ORONO, Maine — JJ Bond, 20, of Minford, Ohio, knows what it’s like to stand between her parents at first-year orientation, nervous but excited about attending college far from home.
It’s one of the reasons the third-year history major, whose hometown is 100 miles east of Cincinnati, decided to act as a student ambassador to those who will enter the Class of 2014 at the University of Maine in August.
Orientation for first-year students and their families began Friday and continued through Sunday. Another session will be held June 26-28, and some students will undergo orientation on Aug. 27 when first-year students are to move into their assigned dorms.
“I went through this process and I liked the idea of helping other students with it,” Bond said Saturday as she stood inside the Collins Center for the Arts, where orientation sessions were held. “I guess the one thing I wasn’t told at orientation was how easy it would be to meet people here.

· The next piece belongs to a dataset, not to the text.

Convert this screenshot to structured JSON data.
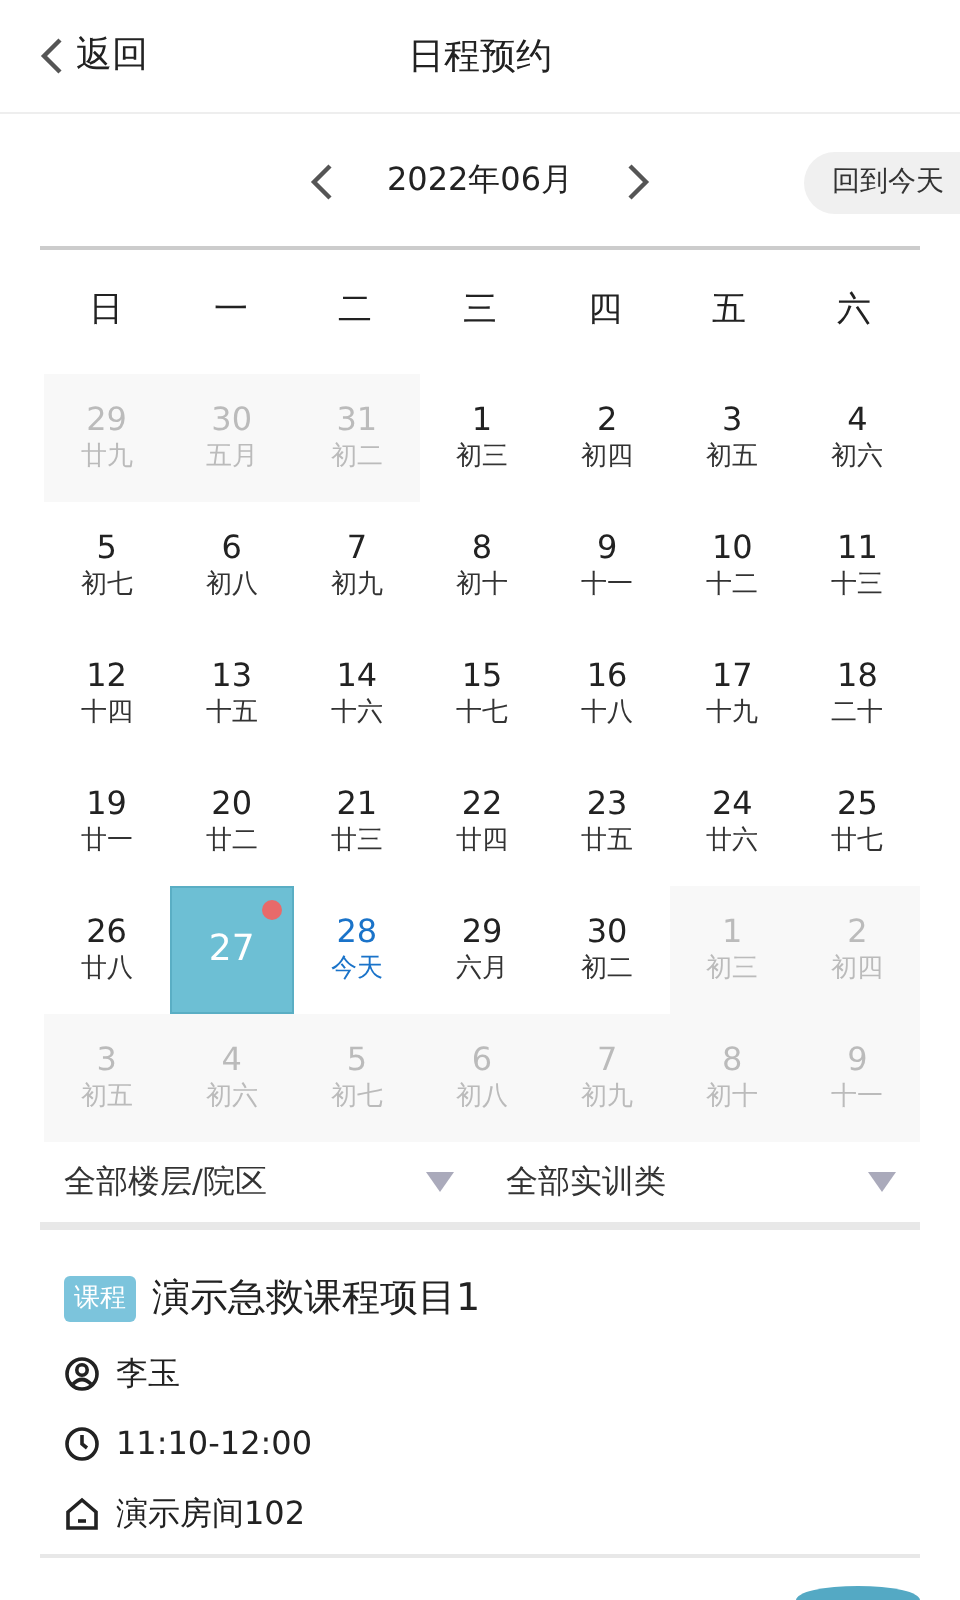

“I just tell new students, ‘You could have an experience here,’” Bond continued. “College is what you make it.”
There were 1,803 first-year students last fall, a drop from the total of 2,094 in fall 2008, according to a story published previously in the Bangor Daily News. UMaine anticipates there will be about 30 more first-year students this fall than last year, Joe Carr, spokesman for the university, said earlier this month.
Helen Channell, 18, of Sedgwick graduated earlier this month from George Stevens Academy in Blue Hill. She attended Saturday’s orientation session with her maternal grandmother, Jean Ford, 69, of Blue Hill.
Channell said she was somewhat familiar with the Orono campus, having attended events previously at UMaine.
“I’ve registered for classes and I got my preliminary schedule,” she said, “so my only real questions today are, ‘Where do I have be when?” and ‘What do I have to do now?’”
Nearly every aspect of university life was represented inside the Collins Center. Small groups were led on tours of the campus at 30-minute intervals. Saturday’s activities were to end with a cookout and bonfire.
“It’s big,” Jennie Collins, 18, of Boston said after a Saturday afternoon tour. “It’s big but there’s a lot to do. I can see myself keeping busy.”
Collins, who plans to major in journalism, graduated from Lexington [Mass.] High School earlier this month.
“This was a little closer than North Carolina [where she also applied],” her father, Christopher Collins of Boston, said of the distance from the Hub to Orono. “I can handle her being in Maine.”
Newly minted high school graduates weren’t the only ones taking part in orientation. Transfer students also participated.
Rob Mager, 19, of Somerset, N.J., spent his freshman year at Drexel University, located in downtown Philadelphia. The art history major wanted a less urban setting. After a tour of the campus with his parents, Monica and Tom Mager of Somerset, N.J., he said he liked the atmosphere on campus.
“This reminds me of home, but I get to get away from home,” he said.